Peter S. White, Ph.D. is a Research Assistant Professor in the Department of Pediatrics at the University of Pennsylvania, and in the Division of Oncology, Children¹s Hospital of Philadelphia (CHOP). Dr. White holds the David Lawrence Altschuler Endowed Chair in Genomics and Computational Biology at CHOP. He is a member of Penn’s Center for Bioinformatics and Penn¹s Genomics Institute, and he is the Faculty Director of CHOP¹s bioinformatics core facility.
David S. Wishart, Ph.D. is a Professor of Biological Sciences and Computing Science at the University of Alberta. He also holds the Bristol Myers Squibb Chair in protein chemistry and is a Senior Research Officer with the National Institute for Nanotechnology (NINT) in Edmonton. In addition to starting two bioinformatics companies (BioTools and Chenomx) in the 1990's, Dr. Wishart has been actively involved in teaching bioinformatics for nearly a decade, including several undergraduate and graduate courses at the University of Alberta. He has been a principal instructor for numerous week-long training workshops offered through the Canadian Bioinformatics Workshop series (CBW), the Canadian Proteomics Initiative (CPI) and Genome Canada (ACGC).
Tyra G. Wolfsberg, Ph.D. is an Associate Investigator and the Associate Director of the Bioinformatics and Scientific Programming Core at the National Human Genome Research Institute, National Institutes of Health. She lectures and publishes extensively on using bioinformatics tools, especially online genome browsers, to mine genomic sequence information.
Michael Zuker, Ph.D. is a Professor of Mathematical Sciences and Biology at Rensselaer Polytechnic Institute.
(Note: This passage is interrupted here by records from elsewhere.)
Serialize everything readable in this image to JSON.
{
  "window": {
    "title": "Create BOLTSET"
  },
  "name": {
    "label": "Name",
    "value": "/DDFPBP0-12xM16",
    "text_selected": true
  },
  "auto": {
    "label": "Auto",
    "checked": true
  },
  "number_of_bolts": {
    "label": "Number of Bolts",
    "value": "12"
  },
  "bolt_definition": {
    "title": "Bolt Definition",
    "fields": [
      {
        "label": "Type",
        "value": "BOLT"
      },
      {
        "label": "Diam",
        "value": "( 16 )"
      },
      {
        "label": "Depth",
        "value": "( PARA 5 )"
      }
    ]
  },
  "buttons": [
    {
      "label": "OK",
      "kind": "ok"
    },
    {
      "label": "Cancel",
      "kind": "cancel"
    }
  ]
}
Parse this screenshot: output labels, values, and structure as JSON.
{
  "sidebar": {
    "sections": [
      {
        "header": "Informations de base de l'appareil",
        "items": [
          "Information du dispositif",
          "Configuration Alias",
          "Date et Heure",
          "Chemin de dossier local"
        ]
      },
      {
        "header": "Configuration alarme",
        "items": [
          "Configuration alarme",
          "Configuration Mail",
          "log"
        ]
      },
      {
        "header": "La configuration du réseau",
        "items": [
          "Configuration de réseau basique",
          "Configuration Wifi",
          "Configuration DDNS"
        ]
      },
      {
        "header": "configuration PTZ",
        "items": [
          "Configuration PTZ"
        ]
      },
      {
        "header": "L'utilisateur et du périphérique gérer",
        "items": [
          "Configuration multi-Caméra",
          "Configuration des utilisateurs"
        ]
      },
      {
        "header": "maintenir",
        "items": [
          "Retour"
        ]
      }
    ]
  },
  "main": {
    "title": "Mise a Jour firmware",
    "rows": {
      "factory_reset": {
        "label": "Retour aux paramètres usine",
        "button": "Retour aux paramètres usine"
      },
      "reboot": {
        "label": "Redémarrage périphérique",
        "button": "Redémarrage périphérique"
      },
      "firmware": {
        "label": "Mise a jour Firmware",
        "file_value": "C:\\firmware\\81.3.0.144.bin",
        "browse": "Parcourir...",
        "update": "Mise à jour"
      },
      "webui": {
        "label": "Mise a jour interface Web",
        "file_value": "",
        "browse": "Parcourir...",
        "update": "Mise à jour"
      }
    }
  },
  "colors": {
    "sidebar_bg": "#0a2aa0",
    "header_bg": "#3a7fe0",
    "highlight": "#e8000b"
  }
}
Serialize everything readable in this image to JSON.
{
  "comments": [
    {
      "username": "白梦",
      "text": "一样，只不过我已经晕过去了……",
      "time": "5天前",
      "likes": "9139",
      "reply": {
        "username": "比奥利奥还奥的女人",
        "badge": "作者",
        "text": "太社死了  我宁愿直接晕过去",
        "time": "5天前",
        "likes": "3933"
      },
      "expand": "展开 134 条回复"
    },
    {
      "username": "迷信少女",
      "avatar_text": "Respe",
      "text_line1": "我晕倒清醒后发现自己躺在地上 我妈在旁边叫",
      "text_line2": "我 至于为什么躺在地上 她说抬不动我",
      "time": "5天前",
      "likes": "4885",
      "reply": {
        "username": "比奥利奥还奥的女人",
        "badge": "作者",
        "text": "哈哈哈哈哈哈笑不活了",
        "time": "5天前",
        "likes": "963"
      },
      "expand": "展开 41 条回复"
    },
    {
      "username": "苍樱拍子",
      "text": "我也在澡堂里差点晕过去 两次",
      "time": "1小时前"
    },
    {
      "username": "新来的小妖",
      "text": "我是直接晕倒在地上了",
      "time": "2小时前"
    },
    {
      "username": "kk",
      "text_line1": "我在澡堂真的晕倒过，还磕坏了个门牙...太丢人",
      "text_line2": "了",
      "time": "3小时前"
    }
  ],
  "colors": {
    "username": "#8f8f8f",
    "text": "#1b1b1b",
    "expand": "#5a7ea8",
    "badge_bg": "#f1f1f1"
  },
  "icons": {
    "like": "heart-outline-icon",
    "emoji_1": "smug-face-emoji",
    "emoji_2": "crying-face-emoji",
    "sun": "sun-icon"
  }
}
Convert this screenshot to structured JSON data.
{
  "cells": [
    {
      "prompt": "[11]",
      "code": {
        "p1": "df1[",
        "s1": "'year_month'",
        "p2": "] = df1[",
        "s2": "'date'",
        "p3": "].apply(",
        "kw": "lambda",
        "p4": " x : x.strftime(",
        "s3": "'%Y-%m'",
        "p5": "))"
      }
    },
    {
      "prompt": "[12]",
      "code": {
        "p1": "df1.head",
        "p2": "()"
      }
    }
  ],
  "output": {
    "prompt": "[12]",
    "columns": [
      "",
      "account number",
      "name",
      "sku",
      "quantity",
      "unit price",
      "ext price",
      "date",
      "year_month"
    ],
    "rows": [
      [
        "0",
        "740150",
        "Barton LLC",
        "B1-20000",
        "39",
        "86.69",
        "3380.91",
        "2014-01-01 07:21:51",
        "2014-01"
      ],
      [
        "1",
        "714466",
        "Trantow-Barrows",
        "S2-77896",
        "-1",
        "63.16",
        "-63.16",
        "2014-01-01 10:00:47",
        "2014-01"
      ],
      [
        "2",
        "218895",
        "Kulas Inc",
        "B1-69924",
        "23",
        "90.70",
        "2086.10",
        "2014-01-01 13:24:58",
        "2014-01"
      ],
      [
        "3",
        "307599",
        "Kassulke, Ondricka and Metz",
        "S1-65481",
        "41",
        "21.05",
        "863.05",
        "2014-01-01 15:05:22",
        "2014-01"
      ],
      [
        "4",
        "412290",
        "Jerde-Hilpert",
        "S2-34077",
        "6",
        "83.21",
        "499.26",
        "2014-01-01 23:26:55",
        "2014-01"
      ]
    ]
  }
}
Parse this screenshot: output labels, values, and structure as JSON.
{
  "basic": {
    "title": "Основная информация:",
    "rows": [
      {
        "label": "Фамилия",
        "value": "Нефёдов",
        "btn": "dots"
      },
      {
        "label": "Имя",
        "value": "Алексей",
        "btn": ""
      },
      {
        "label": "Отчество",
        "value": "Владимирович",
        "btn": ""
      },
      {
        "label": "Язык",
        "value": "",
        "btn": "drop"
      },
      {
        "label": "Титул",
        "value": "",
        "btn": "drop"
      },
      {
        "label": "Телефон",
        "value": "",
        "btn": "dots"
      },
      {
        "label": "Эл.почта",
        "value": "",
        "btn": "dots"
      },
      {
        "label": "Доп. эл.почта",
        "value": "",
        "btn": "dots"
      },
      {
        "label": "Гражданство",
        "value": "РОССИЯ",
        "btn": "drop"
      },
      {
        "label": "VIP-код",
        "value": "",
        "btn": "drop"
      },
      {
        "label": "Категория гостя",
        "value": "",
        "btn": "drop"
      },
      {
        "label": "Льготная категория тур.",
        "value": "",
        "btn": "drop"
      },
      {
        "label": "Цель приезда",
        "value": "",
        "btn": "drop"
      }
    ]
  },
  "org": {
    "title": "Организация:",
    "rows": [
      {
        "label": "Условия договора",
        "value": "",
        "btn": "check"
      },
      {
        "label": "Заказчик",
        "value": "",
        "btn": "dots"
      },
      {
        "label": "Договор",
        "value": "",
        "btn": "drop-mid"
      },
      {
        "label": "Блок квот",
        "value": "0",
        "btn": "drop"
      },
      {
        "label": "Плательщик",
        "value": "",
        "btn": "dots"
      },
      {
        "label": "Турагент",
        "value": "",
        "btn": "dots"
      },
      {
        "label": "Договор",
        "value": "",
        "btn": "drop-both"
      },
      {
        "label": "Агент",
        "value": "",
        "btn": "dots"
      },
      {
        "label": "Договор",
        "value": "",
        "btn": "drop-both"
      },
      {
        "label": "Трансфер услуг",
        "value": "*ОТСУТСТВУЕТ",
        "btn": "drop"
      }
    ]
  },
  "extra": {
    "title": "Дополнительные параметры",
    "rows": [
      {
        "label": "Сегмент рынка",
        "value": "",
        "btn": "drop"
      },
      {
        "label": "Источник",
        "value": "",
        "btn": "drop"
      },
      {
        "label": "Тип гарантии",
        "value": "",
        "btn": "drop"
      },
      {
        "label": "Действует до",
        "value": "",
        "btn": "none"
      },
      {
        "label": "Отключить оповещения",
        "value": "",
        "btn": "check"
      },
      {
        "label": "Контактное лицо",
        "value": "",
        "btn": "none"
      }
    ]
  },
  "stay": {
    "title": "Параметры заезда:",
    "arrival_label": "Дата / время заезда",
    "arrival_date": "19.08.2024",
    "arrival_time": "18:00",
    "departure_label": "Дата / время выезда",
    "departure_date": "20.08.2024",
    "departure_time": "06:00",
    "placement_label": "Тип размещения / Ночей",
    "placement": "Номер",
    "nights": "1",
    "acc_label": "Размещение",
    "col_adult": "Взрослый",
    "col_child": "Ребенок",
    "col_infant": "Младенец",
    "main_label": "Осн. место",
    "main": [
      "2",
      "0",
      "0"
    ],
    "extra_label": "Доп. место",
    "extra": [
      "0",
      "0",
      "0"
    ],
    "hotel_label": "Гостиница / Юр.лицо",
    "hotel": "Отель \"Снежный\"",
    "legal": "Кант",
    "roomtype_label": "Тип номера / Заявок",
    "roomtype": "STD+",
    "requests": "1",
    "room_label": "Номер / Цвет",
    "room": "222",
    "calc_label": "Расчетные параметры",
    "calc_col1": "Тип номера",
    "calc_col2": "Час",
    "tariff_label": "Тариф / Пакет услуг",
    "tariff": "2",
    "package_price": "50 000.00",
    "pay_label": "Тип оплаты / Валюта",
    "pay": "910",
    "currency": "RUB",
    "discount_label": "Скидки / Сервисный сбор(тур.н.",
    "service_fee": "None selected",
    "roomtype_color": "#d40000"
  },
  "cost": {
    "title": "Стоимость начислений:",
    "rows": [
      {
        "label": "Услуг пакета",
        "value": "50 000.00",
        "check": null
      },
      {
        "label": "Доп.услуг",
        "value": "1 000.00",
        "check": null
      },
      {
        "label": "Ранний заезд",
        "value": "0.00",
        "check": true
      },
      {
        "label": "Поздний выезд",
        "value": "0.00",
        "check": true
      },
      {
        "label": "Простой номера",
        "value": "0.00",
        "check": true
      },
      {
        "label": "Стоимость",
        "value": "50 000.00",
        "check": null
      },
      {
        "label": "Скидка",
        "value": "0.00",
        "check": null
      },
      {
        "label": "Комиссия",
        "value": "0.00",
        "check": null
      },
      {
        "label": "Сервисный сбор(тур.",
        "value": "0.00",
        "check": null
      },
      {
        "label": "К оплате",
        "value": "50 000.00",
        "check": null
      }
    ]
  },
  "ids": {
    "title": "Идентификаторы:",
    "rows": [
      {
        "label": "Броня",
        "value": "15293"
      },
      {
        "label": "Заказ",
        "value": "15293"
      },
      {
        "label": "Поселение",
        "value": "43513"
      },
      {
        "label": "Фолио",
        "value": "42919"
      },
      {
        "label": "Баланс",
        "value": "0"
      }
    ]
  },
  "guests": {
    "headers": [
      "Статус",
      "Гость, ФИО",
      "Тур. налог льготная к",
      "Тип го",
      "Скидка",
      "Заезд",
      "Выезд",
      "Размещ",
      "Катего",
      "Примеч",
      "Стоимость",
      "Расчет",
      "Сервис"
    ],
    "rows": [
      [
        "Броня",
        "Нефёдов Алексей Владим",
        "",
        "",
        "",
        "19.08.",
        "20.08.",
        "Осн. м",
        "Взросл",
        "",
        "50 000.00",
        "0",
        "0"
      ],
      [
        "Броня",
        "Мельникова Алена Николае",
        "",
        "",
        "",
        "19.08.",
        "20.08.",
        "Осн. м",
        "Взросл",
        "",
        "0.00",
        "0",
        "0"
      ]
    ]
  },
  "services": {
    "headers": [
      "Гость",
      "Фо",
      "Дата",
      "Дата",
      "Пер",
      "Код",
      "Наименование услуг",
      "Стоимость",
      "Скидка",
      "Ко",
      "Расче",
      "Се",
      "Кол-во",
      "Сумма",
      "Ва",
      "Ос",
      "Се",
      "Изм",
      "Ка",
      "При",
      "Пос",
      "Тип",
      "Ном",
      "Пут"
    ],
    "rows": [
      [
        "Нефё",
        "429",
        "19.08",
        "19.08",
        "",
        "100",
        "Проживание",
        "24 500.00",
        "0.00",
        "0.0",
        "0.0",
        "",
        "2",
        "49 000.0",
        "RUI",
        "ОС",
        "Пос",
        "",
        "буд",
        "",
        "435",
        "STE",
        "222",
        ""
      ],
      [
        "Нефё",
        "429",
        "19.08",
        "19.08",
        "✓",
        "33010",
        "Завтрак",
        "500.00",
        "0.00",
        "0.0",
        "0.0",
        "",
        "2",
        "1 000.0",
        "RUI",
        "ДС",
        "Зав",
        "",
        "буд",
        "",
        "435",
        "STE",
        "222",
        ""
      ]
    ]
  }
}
He works on the development of algorithms to predict folding, hybridization and melting profiles in nucleic acids. His educational activities include developing and teaching his own bioinformatics course at Rensselaer, and participating in both a Chautauqua short course in bioinformatics for college teachers and an intensive bioinformatics course at the University of Michigan.